## TASK DIRECTIONS
Every record, from the first line to the last, needs to be given again exactly.

##### DATA EXTRACTS #####

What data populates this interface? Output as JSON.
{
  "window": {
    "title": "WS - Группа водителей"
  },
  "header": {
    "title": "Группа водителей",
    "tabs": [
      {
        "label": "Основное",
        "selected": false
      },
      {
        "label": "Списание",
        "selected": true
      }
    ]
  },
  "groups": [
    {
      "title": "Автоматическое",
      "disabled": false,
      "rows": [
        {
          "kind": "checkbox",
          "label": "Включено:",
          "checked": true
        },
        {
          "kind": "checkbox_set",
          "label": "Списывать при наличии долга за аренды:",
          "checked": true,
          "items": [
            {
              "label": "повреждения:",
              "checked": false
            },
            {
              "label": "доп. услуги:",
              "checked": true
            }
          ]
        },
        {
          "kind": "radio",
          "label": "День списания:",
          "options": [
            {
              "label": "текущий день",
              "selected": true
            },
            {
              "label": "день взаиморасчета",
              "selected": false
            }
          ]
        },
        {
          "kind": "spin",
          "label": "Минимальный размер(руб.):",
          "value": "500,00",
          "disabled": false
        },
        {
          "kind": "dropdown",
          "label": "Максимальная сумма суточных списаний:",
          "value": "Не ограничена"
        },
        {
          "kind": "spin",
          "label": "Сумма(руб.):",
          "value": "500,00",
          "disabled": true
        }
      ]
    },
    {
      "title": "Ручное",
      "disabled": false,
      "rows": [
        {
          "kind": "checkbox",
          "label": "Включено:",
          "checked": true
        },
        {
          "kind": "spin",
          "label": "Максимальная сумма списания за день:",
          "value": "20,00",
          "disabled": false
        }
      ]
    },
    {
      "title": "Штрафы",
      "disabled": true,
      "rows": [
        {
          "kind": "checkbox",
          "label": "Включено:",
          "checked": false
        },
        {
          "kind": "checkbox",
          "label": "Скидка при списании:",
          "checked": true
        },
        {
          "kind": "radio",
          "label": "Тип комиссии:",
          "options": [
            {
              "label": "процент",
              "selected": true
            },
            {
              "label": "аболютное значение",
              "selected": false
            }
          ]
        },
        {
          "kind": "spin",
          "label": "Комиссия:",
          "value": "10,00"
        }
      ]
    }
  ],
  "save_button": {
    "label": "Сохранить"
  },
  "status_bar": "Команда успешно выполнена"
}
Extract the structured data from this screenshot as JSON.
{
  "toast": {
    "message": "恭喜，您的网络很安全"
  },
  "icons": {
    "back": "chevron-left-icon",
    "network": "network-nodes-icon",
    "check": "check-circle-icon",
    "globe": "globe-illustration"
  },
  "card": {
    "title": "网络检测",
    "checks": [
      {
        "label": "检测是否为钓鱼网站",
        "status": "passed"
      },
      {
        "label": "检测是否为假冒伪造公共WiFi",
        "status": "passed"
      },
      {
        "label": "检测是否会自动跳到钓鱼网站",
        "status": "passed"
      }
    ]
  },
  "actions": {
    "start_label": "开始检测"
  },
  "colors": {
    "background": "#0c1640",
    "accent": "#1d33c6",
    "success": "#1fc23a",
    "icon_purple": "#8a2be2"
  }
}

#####

## ANSWER TO THIS PROBLEM
What data populates this interface? Output as JSON.
{
  "window": {
    "title": "WS - Группа водителей"
  },
  "header": {
    "title": "Группа водителей",
    "tabs": [
      {
        "label": "Основное",
        "selected": false
      },
      {
        "label": "Списание",
        "selected": true
      }
    ]
  },
  "groups": [
    {
      "title": "Автоматическое",
      "disabled": false,
      "rows": [
        {
          "kind": "checkbox",
          "label": "Включено:",
          "checked": true
        },
        {
          "kind": "checkbox_set",
          "label": "Списывать при наличии долга за аренды:",
          "checked": true,
          "items": [
            {
              "label": "повреждения:",
              "checked": false
            },
            {
              "label": "доп. услуги:",
              "checked": true
            }
          ]
        },
        {
          "kind": "radio",
          "label": "День списания:",
          "options": [
            {
              "label": "текущий день",
              "selected": true
            },
            {
              "label": "день взаиморасчета",
              "selected": false
            }
          ]
        },
        {
          "kind": "spin",
          "label": "Минимальный размер(руб.):",
          "value": "500,00",
          "disabled": false
        },
        {
          "kind": "dropdown",
          "label": "Максимальная сумма суточных списаний:",
          "value": "Не ограничена"
        },
        {
          "kind": "spin",
          "label": "Сумма(руб.):",
          "value": "500,00",
          "disabled": true
        }
      ]
    },
    {
      "title": "Ручное",
      "disabled": false,
      "rows": [
        {
          "kind": "checkbox",
          "label": "Включено:",
          "checked": true
        },
        {
          "kind": "spin",
          "label": "Максимальная сумма списания за день:",
          "value": "20,00",
          "disabled": false
        }
      ]
    },
    {
      "title": "Штрафы",
      "disabled": true,
      "rows": [
        {
          "kind": "checkbox",
          "label": "Включено:",
          "checked": false
        },
        {
          "kind": "checkbox",
          "label": "Скидка при списании:",
          "checked": true
        },
        {
          "kind": "radio",
          "label": "Тип комиссии:",
          "options": [
            {
              "label": "процент",
              "selected": true
            },
            {
              "label": "аболютное значение",
              "selected": false
            }
          ]
        },
        {
          "kind": "spin",
          "label": "Комиссия:",
          "value": "10,00"
        }
      ]
    }
  ],
  "save_button": {
    "label": "Сохранить"
  },
  "status_bar": "Команда успешно выполнена"
}
Extract the structured data from this screenshot as JSON.
{
  "toast": {
    "message": "恭喜，您的网络很安全"
  },
  "icons": {
    "back": "chevron-left-icon",
    "network": "network-nodes-icon",
    "check": "check-circle-icon",
    "globe": "globe-illustration"
  },
  "card": {
    "title": "网络检测",
    "checks": [
      {
        "label": "检测是否为钓鱼网站",
        "status": "passed"
      },
      {
        "label": "检测是否为假冒伪造公共WiFi",
        "status": "passed"
      },
      {
        "label": "检测是否会自动跳到钓鱼网站",
        "status": "passed"
      }
    ]
  },
  "actions": {
    "start_label": "开始检测"
  },
  "colors": {
    "background": "#0c1640",
    "accent": "#1d33c6",
    "success": "#1fc23a",
    "icon_purple": "#8a2be2"
  }
}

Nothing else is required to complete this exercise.